(Records from a data collection)
§ §

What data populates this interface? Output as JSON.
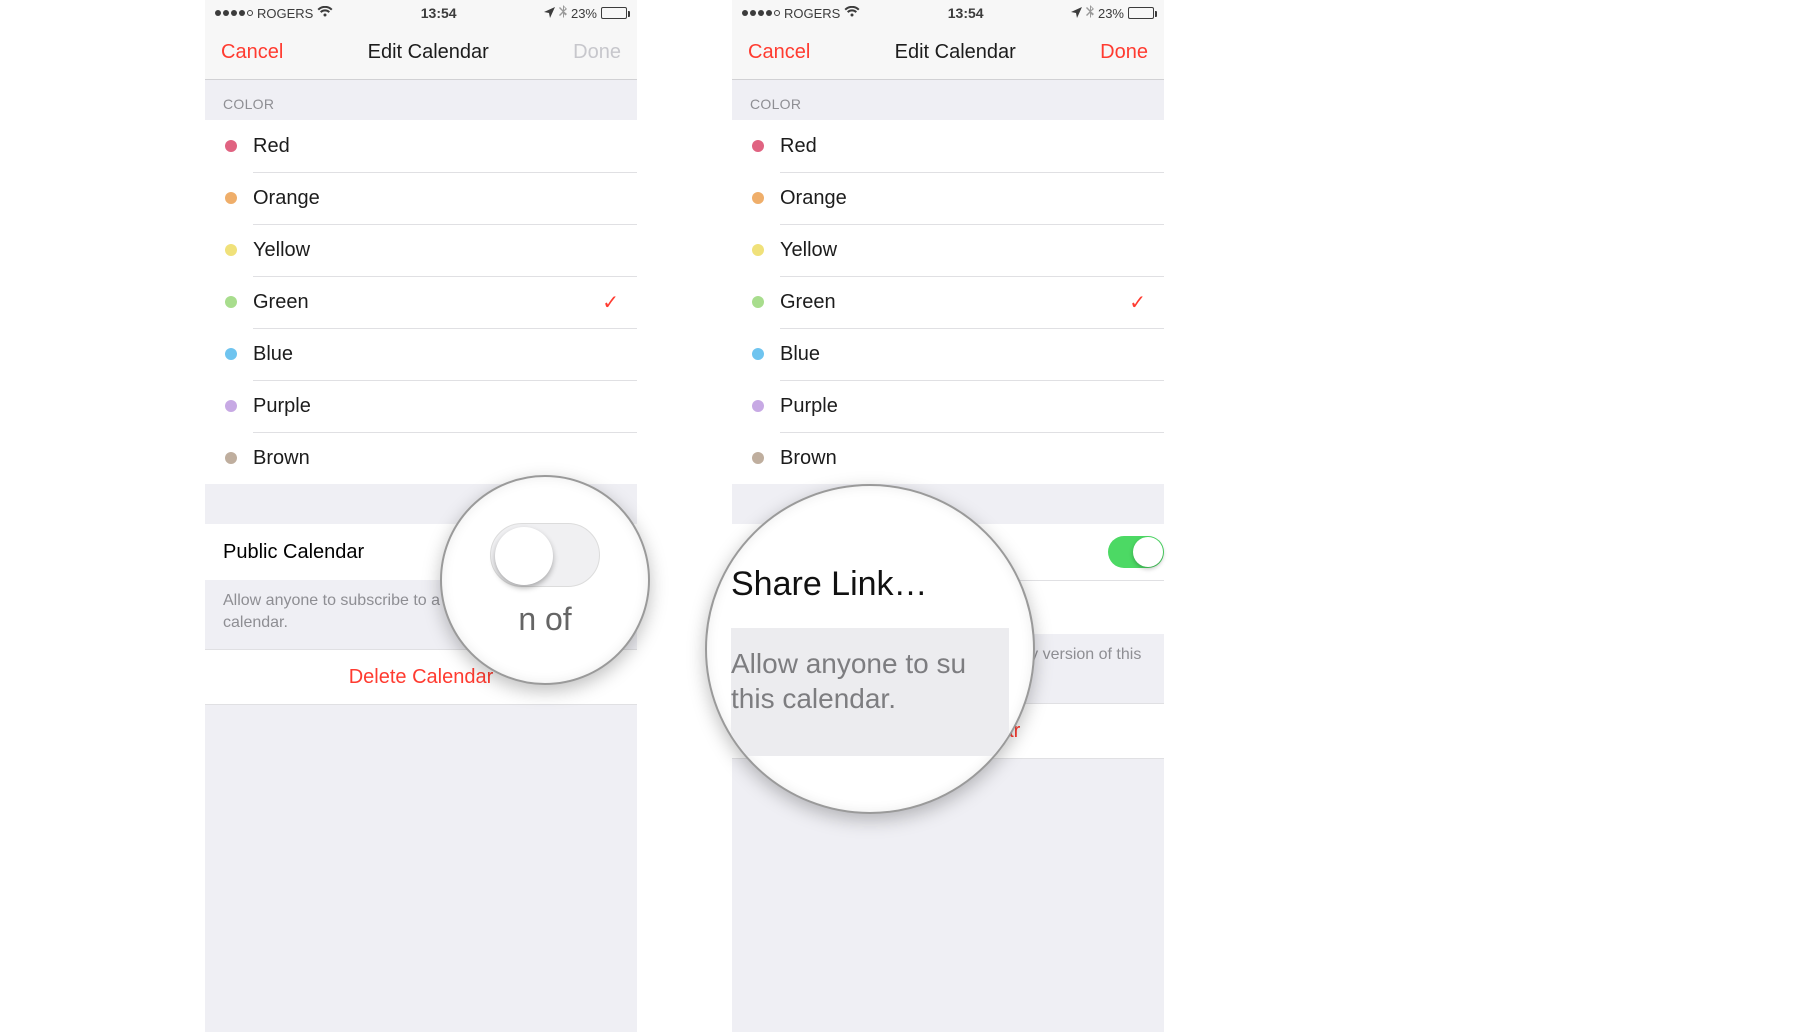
{
  "status": {
    "carrier": "ROGERS",
    "time": "13:54",
    "battery_pct": "23%"
  },
  "nav": {
    "cancel": "Cancel",
    "title": "Edit Calendar",
    "done": "Done"
  },
  "color_section_header": "COLOR",
  "colors": [
    {
      "label": "Red",
      "hex": "#e06381"
    },
    {
      "label": "Orange",
      "hex": "#efae6a"
    },
    {
      "label": "Yellow",
      "hex": "#f0e17a"
    },
    {
      "label": "Green",
      "hex": "#a8dd8d"
    },
    {
      "label": "Blue",
      "hex": "#6fc4ef"
    },
    {
      "label": "Purple",
      "hex": "#c7a9e4"
    },
    {
      "label": "Brown",
      "hex": "#bfae9e"
    }
  ],
  "selected_color_index": 3,
  "public": {
    "label": "Public Calendar",
    "share_link": "Share Link…",
    "footer_left": "Allow anyone to subscribe to a read-only version of this calendar.",
    "footer_right": "Allow anyone to subscribe to a read-only version of this calendar."
  },
  "delete_label": "Delete Calendar",
  "lens": {
    "one_sub": "n of",
    "two_line1": "Share Link…",
    "two_line2": "Allow anyone to su",
    "two_line3": "this calendar."
  }
}
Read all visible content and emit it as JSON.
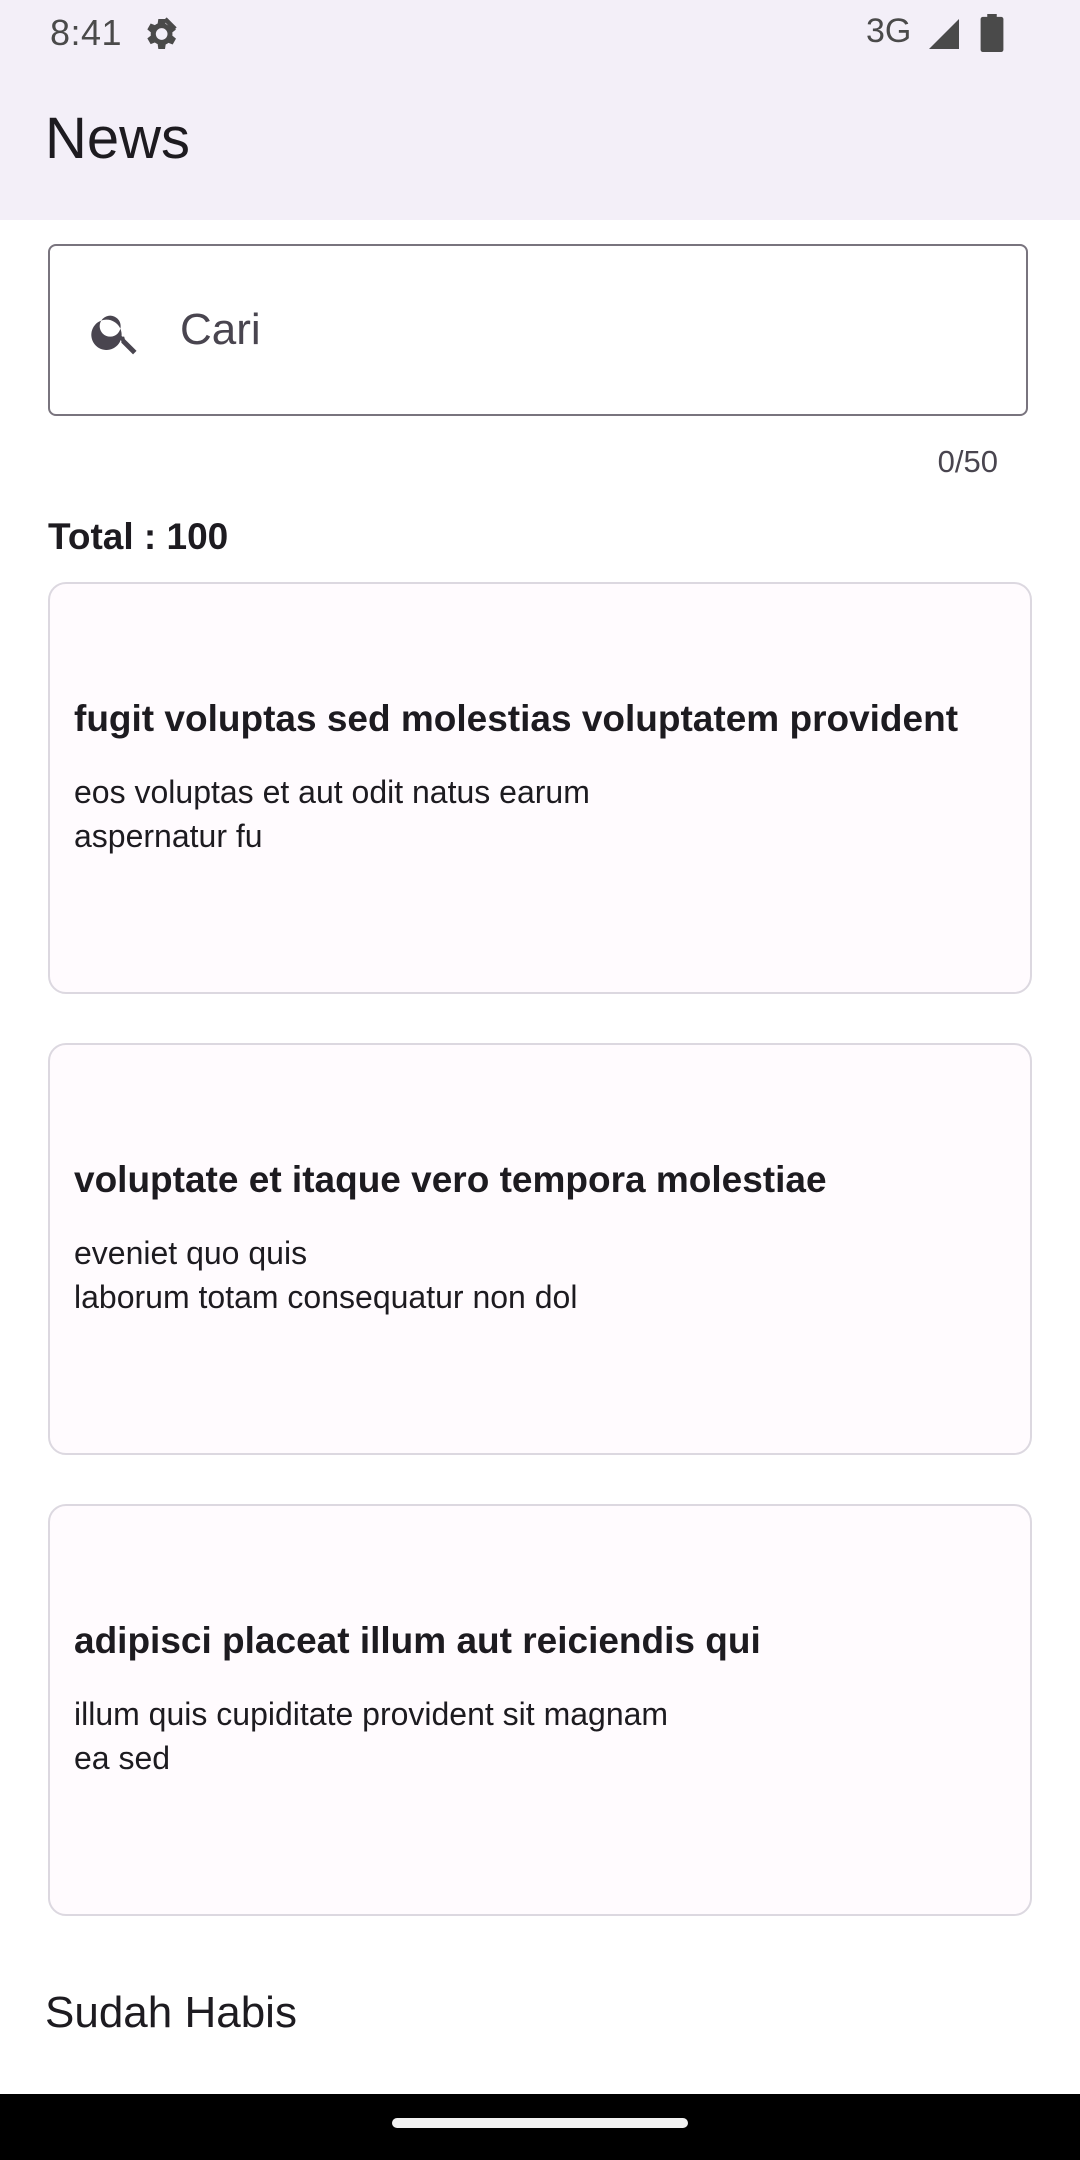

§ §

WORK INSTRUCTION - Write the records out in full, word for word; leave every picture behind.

TASK ANSWER -
What data populates this interface? Output as JSON.
{
  "status": {
    "carrier": "ROGERS",
    "time": "13:54",
    "battery_pct": "23%"
  },
  "nav": {
    "cancel": "Cancel",
    "title": "Edit Calendar",
    "done": "Done"
  },
  "color_section_header": "COLOR",
  "colors": [
    {
      "label": "Red",
      "hex": "#e06381"
    },
    {
      "label": "Orange",
      "hex": "#efae6a"
    },
    {
      "label": "Yellow",
      "hex": "#f0e17a"
    },
    {
      "label": "Green",
      "hex": "#a8dd8d"
    },
    {
      "label": "Blue",
      "hex": "#6fc4ef"
    },
    {
      "label": "Purple",
      "hex": "#c7a9e4"
    },
    {
      "label": "Brown",
      "hex": "#bfae9e"
    }
  ],
  "selected_color_index": 3,
  "public": {
    "label": "Public Calendar",
    "share_link": "Share Link…",
    "footer_left": "Allow anyone to subscribe to a read-only version of this calendar.",
    "footer_right": "Allow anyone to subscribe to a read-only version of this calendar."
  },
  "delete_label": "Delete Calendar",
  "lens": {
    "one_sub": "n of",
    "two_line1": "Share Link…",
    "two_line2": "Allow anyone to su",
    "two_line3": "this calendar."
  }
}
Read all visible content and emit it as JSON.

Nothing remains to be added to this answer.